This building was built by the Japanese Empire so that they could use the Seoul-Uiju Line and the Seoul-Wonsan Line to invade the Chinese mainland. Construction was begun in June, 1922 and completed in September, 1925. The total area is 269,095 square meters, and the building's are is 17,200 square meters. It is mixed stone and brick building two stories above ground and own below, built in the eclectic style that was popular beginning in the west during the 18th century. The building looks the same as it did on the outside when it was first built, but northern and southern terminals were added in the 1960s to deal with the large number of passengers, which increased along with the rapid development of the capital Seoul
The modern building in the rear was built in September 1988, and is connected to with the original station. Seoul Railroad Station is now used only for passenger traffic, and it is the oldest railroad station in Korea.
From the Seoul News
The old Seoul Station, which opened in 1925, was designed by Professor Tsukamoto Yasushi of Tokyo Imperial University during the Japanese annexation of Korea (1910-45). It was partly built for military purposes, to help the Japanese Imperial Army to advance farther to the North to China and other regions. Korea’s first railway, from Noryangjin (just south of the Han River from downtown Seoul) to Incheon (then called Jemulpo) began service in 1899. The first railway bridge over the Han River was completed in 1900. Construction on Seoul Station began in 1923 to replace the smaller station at Namdaemun.

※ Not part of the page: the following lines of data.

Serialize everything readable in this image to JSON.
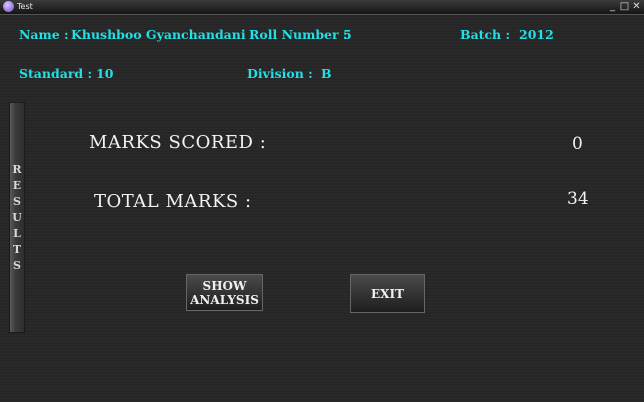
{
  "window": {
    "title": "Test",
    "minimize": "_",
    "maximize": "□",
    "close": "✕",
    "icon": "app-icon"
  },
  "student": {
    "name_label": "Name :",
    "name_value": "Khushboo Gyanchandani",
    "roll_label": "Roll Number :",
    "roll_value": "5",
    "batch_label": "Batch :",
    "batch_value": "2012",
    "standard_label": "Standard :",
    "standard_value": "10",
    "division_label": "Division :",
    "division_value": "B"
  },
  "results_panel": {
    "letters": [
      "R",
      "E",
      "S",
      "U",
      "L",
      "T",
      "S"
    ]
  },
  "scores": {
    "marks_scored_label": "MARKS SCORED :",
    "marks_scored_value": "0",
    "total_marks_label": "TOTAL MARKS :",
    "total_marks_value": "34"
  },
  "buttons": {
    "show_analysis_line1": "SHOW",
    "show_analysis_line2": "ANALYSIS",
    "exit": "EXIT"
  },
  "colors": {
    "info_text": "#21e0e6",
    "background": "#262626"
  }
}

The first floor of Seoul Station served as a waiting room while the second floor was reserved for VIPs and a western-style restaurant and the basement was used for station offices. The first floor was made up of a large hall in the center with a Byzantine-style dome forming the upper roof. Sunlight flows in through the arched window above.
The front Diocletian window. The Diocletian window — a semicircular window divided into three parts by two vertical mullions — takes its name from the Baths of Diocletian in Rome, and are a common feature in Palladian architecture.
Text from The Marmot's Hole Seoul Station and Its Environs
Rail service came to Korea in 1899 with the opening of the Noryangjin-Incheon line. With the opening of the Hangang Railway Bridge in 1900, Seoul proper was linked up to Incheon, with Seoul’s first station being built in Seodaemun. In 1904, the Seoul-Busan line opened, and a new main terminal was built in Namdaemun. At this point, rapid rail development — and the growing war in China — necessitated a larger train station, so in June 1922, work began on the grand Keijo (Seoul) Station. Construction was completed in 1925.
Seoul Station was designed in Palladian fashion by Tokyo Imperial University professor Tsukamoto Yasushi, a student of Tatsuno Kingo, the man who designed Tokyo Station (and in Korea, the former headquarters of the Bank of Korea in Myeongdong). Seoul Station is supposedly modeled on Tokyo Station, which in turn is “rumored” to be modeled on Amsterdam Centraal Station, which would make Seoul Station a copy of a copy. Regardless, it’s a beautiful piece of Renaissance-style architecture, with its ornate decorations, Byzantine dome, Diocletian windows and rusticated lower floor.
Text From The Marmot's Hole Seoul Station and Its Environs
This compass rose was installed in front of the Old Seoul Station to celebrate the Korea National Railroad Centennial in 1999.